The simplest reason for a change in jurisdiction could be the annual maintenance cost / running of the company. In the highly competitive offshore world, jurisdictions offer generous incentives to offshore companies for securing incorporations and migration of companies. A business person may simply choose to move to take advantage of the cost benefit on offer.
Another angle to the lower cost argument springs from a very specific example to the Middle East. Most countries in the Middle East, including the UAE, are not party to the Hague Convention. As a result, if a business has a parent company in a foreign jurisdiction like the BVI, etc. and wishes to incorporate a branch / subsidiary in the UAE, the corporate documents of the parent company need to be notarised and legalized from the BVI. The costs and time lag for getting this process completed can be very cumbersome, when compared to a holding company in a locally-based offshore company like those incorporated in the Jebel Ali Free Zone or the Ras Al Kahimah Free Zone.
Simpler filings requirements
While most jurisdictions are strict about documentation, there are a few that are flexible / relaxed on the regular / annual filing requirements, as long as the basic due diligence of the company and its ownership is provided from time to time. Some companies choose to shift house, simply to make company secretarial tasks less onerous and back breaking. For examble companies may choose a Ras Al Khaimah or BVI offshore company for their minimal filings requirements over a Jersey or Guernsey company for maintaining a group holding company.

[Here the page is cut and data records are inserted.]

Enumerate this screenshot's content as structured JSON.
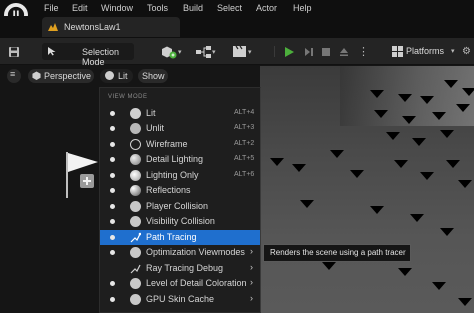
{
  "menu": {
    "items": [
      "File",
      "Edit",
      "Window",
      "Tools",
      "Build",
      "Select",
      "Actor",
      "Help"
    ]
  },
  "document_tab": {
    "name": "NewtonsLaw1"
  },
  "toolbar": {
    "mode_label": "Selection Mode",
    "platforms_label": "Platforms"
  },
  "viewport_toolbar": {
    "perspective_label": "Perspective",
    "view_mode_label": "Lit",
    "show_label": "Show"
  },
  "view_mode_menu": {
    "header": "VIEW MODE",
    "items": [
      {
        "label": "Lit",
        "shortcut": "ALT+4",
        "icon": "lit-sphere-icon"
      },
      {
        "label": "Unlit",
        "shortcut": "ALT+3",
        "icon": "unlit-sphere-icon"
      },
      {
        "label": "Wireframe",
        "shortcut": "ALT+2",
        "icon": "wireframe-icon"
      },
      {
        "label": "Detail Lighting",
        "shortcut": "ALT+5",
        "icon": "detail-lighting-icon"
      },
      {
        "label": "Lighting Only",
        "shortcut": "ALT+6",
        "icon": "lighting-only-icon"
      },
      {
        "label": "Reflections",
        "shortcut": "",
        "icon": "reflections-icon"
      },
      {
        "label": "Player Collision",
        "shortcut": "",
        "icon": "player-collision-icon"
      },
      {
        "label": "Visibility Collision",
        "shortcut": "",
        "icon": "visibility-collision-icon"
      },
      {
        "label": "Path Tracing",
        "shortcut": "",
        "icon": "path-tracing-icon"
      },
      {
        "label": "Optimization Viewmodes",
        "shortcut": "",
        "icon": "optimization-icon"
      },
      {
        "label": "Ray Tracing Debug",
        "shortcut": "",
        "icon": "ray-tracing-debug-icon"
      },
      {
        "label": "Level of Detail Coloration",
        "shortcut": "",
        "icon": "lod-coloration-icon"
      },
      {
        "label": "GPU Skin Cache",
        "shortcut": "",
        "icon": "gpu-skin-cache-icon"
      }
    ]
  },
  "tooltip": {
    "text": "Renders the scene using a path tracer"
  },
  "colors": {
    "accent": "#1f6fce",
    "play_green": "#4caf3c",
    "background": "#151515"
  }
}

Additional business opportunities
Often, offshore jurisdictions offer specific advantages / opportunities for certain regulated activities, like offshore funds, that are attractive to prospective investors who already have an entity in a less opportune jurisdiction. Migrating from their current set up to the new jurisdiction which offers the business opportunity is the most prudent solution in such a scenario.
For example companies often migrate to the BVI from other offshore jurisdictions in order to take advantage of significantly lower annual maintenance fees, the flexibility of the BVI’s legislation (which facilitates a wide range of corporate transactions) and the BVI’s superior global reputation in the business world.
It is often seen that multiple companies incorporated in a variety of jurisdictions under a single group, may migrate to the BVI all together, in order to simplify the group’s audit process or to streamline a proposed re-organisation.
Additional reasons to migrate to the BVI include the BVI’s inclusion in the OECD White List and the quality of the BVI’s service providers, legal, fiduciary, accounting and other financial services.
Restrictions on Migration
There are a few limited circumstances where a company that has been incorporated in a jurisdiction cannot migrate to another jurisdiction:
The laws of the jurisdiction in which the company is registered do not explicitly permit it to do so;
The company is in liquidation, or subject to equivalent insolvency proceedings, in another jurisdiction, as described hereunder:
A receiver or manager has been appointed in relation to any of the company’s assets; or
The company has entered into an arrangement with creditors that has not been concluded; or
An application made to a Court in another jurisdiction for the liquidation of the company’s subsidiary or branch, or for the company to be subject to equivalent insolvency proceedings, has not yet been determined.
It is a commonly held misconception that the process of continuing to another jurisdiction may be disruptive to the company’s business operations or otherwise. In fact, a migration to the more flexible jurisdictions like BVI, Seychelles, etc. does not affect the continuity of the company as a legal entity and similarly, any assets, rights, obligations or liabilities of the company are not affected in any way under the respective laws.
(This article is contributed by Mr. Chaitanya Kirtikar, Asst. Manager – Offshore Department).